What the exercise asks: The entries below are to be printed again word for word.

Records for this exercise:

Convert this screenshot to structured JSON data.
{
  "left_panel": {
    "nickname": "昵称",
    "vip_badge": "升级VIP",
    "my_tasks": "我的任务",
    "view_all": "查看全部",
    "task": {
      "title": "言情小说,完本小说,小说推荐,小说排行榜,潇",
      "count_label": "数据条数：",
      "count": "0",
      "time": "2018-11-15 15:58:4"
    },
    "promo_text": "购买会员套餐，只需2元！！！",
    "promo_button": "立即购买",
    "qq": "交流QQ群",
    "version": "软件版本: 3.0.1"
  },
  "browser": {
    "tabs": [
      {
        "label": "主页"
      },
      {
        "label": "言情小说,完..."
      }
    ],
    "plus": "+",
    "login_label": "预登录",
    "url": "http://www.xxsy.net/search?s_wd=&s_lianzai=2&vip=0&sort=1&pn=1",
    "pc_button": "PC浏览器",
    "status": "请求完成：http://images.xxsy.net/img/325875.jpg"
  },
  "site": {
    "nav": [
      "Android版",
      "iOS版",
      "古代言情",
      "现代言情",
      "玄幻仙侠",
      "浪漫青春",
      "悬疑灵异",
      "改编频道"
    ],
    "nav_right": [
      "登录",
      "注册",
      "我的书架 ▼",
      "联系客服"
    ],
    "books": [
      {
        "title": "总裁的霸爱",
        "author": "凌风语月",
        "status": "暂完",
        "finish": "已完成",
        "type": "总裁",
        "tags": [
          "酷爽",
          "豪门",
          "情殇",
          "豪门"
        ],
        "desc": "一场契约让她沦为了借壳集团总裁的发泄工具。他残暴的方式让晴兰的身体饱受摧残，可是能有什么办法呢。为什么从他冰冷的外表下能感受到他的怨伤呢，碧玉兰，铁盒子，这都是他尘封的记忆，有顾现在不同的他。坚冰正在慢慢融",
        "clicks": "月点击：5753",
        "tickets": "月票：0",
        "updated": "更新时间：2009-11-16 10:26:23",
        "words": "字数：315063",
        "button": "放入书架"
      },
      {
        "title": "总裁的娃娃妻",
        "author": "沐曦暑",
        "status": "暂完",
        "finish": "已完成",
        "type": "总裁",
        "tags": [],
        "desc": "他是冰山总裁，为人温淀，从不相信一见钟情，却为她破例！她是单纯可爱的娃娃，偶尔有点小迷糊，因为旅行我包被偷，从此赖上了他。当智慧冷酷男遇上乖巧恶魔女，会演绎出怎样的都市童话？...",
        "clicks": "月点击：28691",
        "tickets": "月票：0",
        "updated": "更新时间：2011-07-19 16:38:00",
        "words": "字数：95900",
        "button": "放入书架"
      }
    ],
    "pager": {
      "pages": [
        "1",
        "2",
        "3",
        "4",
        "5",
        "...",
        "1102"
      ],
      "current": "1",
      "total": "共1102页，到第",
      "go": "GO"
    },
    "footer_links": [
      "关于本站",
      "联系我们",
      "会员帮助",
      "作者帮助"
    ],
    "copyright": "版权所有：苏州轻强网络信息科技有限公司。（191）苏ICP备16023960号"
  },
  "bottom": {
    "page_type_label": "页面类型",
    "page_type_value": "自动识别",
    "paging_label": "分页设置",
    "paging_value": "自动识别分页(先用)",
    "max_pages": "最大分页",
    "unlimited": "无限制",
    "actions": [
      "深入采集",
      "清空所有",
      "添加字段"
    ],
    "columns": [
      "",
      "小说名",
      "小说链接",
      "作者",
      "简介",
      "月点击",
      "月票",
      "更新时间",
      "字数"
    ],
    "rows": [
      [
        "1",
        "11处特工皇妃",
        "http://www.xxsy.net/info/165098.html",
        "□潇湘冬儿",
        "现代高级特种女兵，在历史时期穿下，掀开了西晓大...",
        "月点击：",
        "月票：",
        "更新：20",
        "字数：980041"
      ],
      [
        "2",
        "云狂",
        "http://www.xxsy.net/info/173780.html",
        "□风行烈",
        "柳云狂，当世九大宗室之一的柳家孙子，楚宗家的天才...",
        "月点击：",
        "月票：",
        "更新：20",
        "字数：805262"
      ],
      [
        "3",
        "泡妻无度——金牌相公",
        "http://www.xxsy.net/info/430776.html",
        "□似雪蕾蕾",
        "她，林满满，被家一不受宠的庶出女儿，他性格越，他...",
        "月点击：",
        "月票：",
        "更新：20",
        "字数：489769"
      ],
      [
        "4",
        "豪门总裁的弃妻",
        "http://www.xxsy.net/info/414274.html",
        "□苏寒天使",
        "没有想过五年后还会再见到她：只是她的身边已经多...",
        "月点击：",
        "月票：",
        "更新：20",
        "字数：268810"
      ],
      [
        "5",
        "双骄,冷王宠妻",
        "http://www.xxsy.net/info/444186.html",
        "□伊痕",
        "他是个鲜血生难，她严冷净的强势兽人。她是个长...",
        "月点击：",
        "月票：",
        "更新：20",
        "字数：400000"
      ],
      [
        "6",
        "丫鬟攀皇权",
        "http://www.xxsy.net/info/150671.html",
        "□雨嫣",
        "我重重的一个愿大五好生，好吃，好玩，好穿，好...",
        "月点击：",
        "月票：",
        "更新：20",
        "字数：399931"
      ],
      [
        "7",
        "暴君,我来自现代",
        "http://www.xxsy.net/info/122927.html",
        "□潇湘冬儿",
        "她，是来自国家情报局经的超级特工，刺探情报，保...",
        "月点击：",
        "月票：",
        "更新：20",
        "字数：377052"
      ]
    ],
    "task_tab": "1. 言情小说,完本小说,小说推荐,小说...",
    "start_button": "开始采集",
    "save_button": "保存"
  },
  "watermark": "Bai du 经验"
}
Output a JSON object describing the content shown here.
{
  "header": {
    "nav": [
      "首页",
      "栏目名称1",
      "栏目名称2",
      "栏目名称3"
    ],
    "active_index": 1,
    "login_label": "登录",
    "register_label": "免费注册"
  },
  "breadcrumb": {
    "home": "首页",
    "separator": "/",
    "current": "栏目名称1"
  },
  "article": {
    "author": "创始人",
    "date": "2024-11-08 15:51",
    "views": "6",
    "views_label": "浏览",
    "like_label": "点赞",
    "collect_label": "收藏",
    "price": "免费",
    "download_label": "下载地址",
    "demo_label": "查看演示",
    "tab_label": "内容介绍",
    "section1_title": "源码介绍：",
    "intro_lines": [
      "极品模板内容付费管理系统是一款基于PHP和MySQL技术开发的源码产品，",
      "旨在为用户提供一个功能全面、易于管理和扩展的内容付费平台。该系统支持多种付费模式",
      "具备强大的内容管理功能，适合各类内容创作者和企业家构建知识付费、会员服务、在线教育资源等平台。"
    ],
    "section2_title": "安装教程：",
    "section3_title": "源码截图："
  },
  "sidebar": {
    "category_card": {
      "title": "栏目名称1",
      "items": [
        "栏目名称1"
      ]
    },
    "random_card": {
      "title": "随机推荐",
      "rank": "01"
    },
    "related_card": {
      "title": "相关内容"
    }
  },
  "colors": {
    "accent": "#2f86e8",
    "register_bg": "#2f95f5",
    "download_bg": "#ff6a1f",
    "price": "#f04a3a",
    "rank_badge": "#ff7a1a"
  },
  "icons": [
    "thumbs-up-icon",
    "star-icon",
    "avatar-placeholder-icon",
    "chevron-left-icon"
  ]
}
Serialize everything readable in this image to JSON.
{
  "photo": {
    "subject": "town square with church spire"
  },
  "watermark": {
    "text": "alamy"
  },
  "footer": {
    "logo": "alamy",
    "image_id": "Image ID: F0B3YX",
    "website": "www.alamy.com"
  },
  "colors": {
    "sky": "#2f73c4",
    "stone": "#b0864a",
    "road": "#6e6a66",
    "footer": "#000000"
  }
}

Written solution:
Convert this screenshot to structured JSON data.
{
  "left_panel": {
    "nickname": "昵称",
    "vip_badge": "升级VIP",
    "my_tasks": "我的任务",
    "view_all": "查看全部",
    "task": {
      "title": "言情小说,完本小说,小说推荐,小说排行榜,潇",
      "count_label": "数据条数：",
      "count": "0",
      "time": "2018-11-15 15:58:4"
    },
    "promo_text": "购买会员套餐，只需2元！！！",
    "promo_button": "立即购买",
    "qq": "交流QQ群",
    "version": "软件版本: 3.0.1"
  },
  "browser": {
    "tabs": [
      {
        "label": "主页"
      },
      {
        "label": "言情小说,完..."
      }
    ],
    "plus": "+",
    "login_label": "预登录",
    "url": "http://www.xxsy.net/search?s_wd=&s_lianzai=2&vip=0&sort=1&pn=1",
    "pc_button": "PC浏览器",
    "status": "请求完成：http://images.xxsy.net/img/325875.jpg"
  },
  "site": {
    "nav": [
      "Android版",
      "iOS版",
      "古代言情",
      "现代言情",
      "玄幻仙侠",
      "浪漫青春",
      "悬疑灵异",
      "改编频道"
    ],
    "nav_right": [
      "登录",
      "注册",
      "我的书架 ▼",
      "联系客服"
    ],
    "books": [
      {
        "title": "总裁的霸爱",
        "author": "凌风语月",
        "status": "暂完",
        "finish": "已完成",
        "type": "总裁",
        "tags": [
          "酷爽",
          "豪门",
          "情殇",
          "豪门"
        ],
        "desc": "一场契约让她沦为了借壳集团总裁的发泄工具。他残暴的方式让晴兰的身体饱受摧残，可是能有什么办法呢。为什么从他冰冷的外表下能感受到他的怨伤呢，碧玉兰，铁盒子，这都是他尘封的记忆，有顾现在不同的他。坚冰正在慢慢融",
        "clicks": "月点击：5753",
        "tickets": "月票：0",
        "updated": "更新时间：2009-11-16 10:26:23",
        "words": "字数：315063",
        "button": "放入书架"
      },
      {
        "title": "总裁的娃娃妻",
        "author": "沐曦暑",
        "status": "暂完",
        "finish": "已完成",
        "type": "总裁",
        "tags": [],
        "desc": "他是冰山总裁，为人温淀，从不相信一见钟情，却为她破例！她是单纯可爱的娃娃，偶尔有点小迷糊，因为旅行我包被偷，从此赖上了他。当智慧冷酷男遇上乖巧恶魔女，会演绎出怎样的都市童话？...",
        "clicks": "月点击：28691",
        "tickets": "月票：0",
        "updated": "更新时间：2011-07-19 16:38:00",
        "words": "字数：95900",
        "button": "放入书架"
      }
    ],
    "pager": {
      "pages": [
        "1",
        "2",
        "3",
        "4",
        "5",
        "...",
        "1102"
      ],
      "current": "1",
      "total": "共1102页，到第",
      "go": "GO"
    },
    "footer_links": [
      "关于本站",
      "联系我们",
      "会员帮助",
      "作者帮助"
    ],
    "copyright": "版权所有：苏州轻强网络信息科技有限公司。（191）苏ICP备16023960号"
  },
  "bottom": {
    "page_type_label": "页面类型",
    "page_type_value": "自动识别",
    "paging_label": "分页设置",
    "paging_value": "自动识别分页(先用)",
    "max_pages": "最大分页",
    "unlimited": "无限制",
    "actions": [
      "深入采集",
      "清空所有",
      "添加字段"
    ],
    "columns": [
      "",
      "小说名",
      "小说链接",
      "作者",
      "简介",
      "月点击",
      "月票",
      "更新时间",
      "字数"
    ],
    "rows": [
      [
        "1",
        "11处特工皇妃",
        "http://www.xxsy.net/info/165098.html",
        "□潇湘冬儿",
        "现代高级特种女兵，在历史时期穿下，掀开了西晓大...",
        "月点击：",
        "月票：",
        "更新：20",
        "字数：980041"
      ],
      [
        "2",
        "云狂",
        "http://www.xxsy.net/info/173780.html",
        "□风行烈",
        "柳云狂，当世九大宗室之一的柳家孙子，楚宗家的天才...",
        "月点击：",
        "月票：",
        "更新：20",
        "字数：805262"
      ],
      [
        "3",
        "泡妻无度——金牌相公",
        "http://www.xxsy.net/info/430776.html",
        "□似雪蕾蕾",
        "她，林满满，被家一不受宠的庶出女儿，他性格越，他...",
        "月点击：",
        "月票：",
        "更新：20",
        "字数：489769"
      ],
      [
        "4",
        "豪门总裁的弃妻",
        "http://www.xxsy.net/info/414274.html",
        "□苏寒天使",
        "没有想过五年后还会再见到她：只是她的身边已经多...",
        "月点击：",
        "月票：",
        "更新：20",
        "字数：268810"
      ],
      [
        "5",
        "双骄,冷王宠妻",
        "http://www.xxsy.net/info/444186.html",
        "□伊痕",
        "他是个鲜血生难，她严冷净的强势兽人。她是个长...",
        "月点击：",
        "月票：",
        "更新：20",
        "字数：400000"
      ],
      [
        "6",
        "丫鬟攀皇权",
        "http://www.xxsy.net/info/150671.html",
        "□雨嫣",
        "我重重的一个愿大五好生，好吃，好玩，好穿，好...",
        "月点击：",
        "月票：",
        "更新：20",
        "字数：399931"
      ],
      [
        "7",
        "暴君,我来自现代",
        "http://www.xxsy.net/info/122927.html",
        "□潇湘冬儿",
        "她，是来自国家情报局经的超级特工，刺探情报，保...",
        "月点击：",
        "月票：",
        "更新：20",
        "字数：377052"
      ]
    ],
    "task_tab": "1. 言情小说,完本小说,小说推荐,小说...",
    "start_button": "开始采集",
    "save_button": "保存"
  },
  "watermark": "Bai du 经验"
}
Output a JSON object describing the content shown here.
{
  "header": {
    "nav": [
      "首页",
      "栏目名称1",
      "栏目名称2",
      "栏目名称3"
    ],
    "active_index": 1,
    "login_label": "登录",
    "register_label": "免费注册"
  },
  "breadcrumb": {
    "home": "首页",
    "separator": "/",
    "current": "栏目名称1"
  },
  "article": {
    "author": "创始人",
    "date": "2024-11-08 15:51",
    "views": "6",
    "views_label": "浏览",
    "like_label": "点赞",
    "collect_label": "收藏",
    "price": "免费",
    "download_label": "下载地址",
    "demo_label": "查看演示",
    "tab_label": "内容介绍",
    "section1_title": "源码介绍：",
    "intro_lines": [
      "极品模板内容付费管理系统是一款基于PHP和MySQL技术开发的源码产品，",
      "旨在为用户提供一个功能全面、易于管理和扩展的内容付费平台。该系统支持多种付费模式",
      "具备强大的内容管理功能，适合各类内容创作者和企业家构建知识付费、会员服务、在线教育资源等平台。"
    ],
    "section2_title": "安装教程：",
    "section3_title": "源码截图："
  },
  "sidebar": {
    "category_card": {
      "title": "栏目名称1",
      "items": [
        "栏目名称1"
      ]
    },
    "random_card": {
      "title": "随机推荐",
      "rank": "01"
    },
    "related_card": {
      "title": "相关内容"
    }
  },
  "colors": {
    "accent": "#2f86e8",
    "register_bg": "#2f95f5",
    "download_bg": "#ff6a1f",
    "price": "#f04a3a",
    "rank_badge": "#ff7a1a"
  },
  "icons": [
    "thumbs-up-icon",
    "star-icon",
    "avatar-placeholder-icon",
    "chevron-left-icon"
  ]
}
Serialize everything readable in this image to JSON.
{
  "photo": {
    "subject": "town square with church spire"
  },
  "watermark": {
    "text": "alamy"
  },
  "footer": {
    "logo": "alamy",
    "image_id": "Image ID: F0B3YX",
    "website": "www.alamy.com"
  },
  "colors": {
    "sky": "#2f73c4",
    "stone": "#b0864a",
    "road": "#6e6a66",
    "footer": "#000000"
  }
}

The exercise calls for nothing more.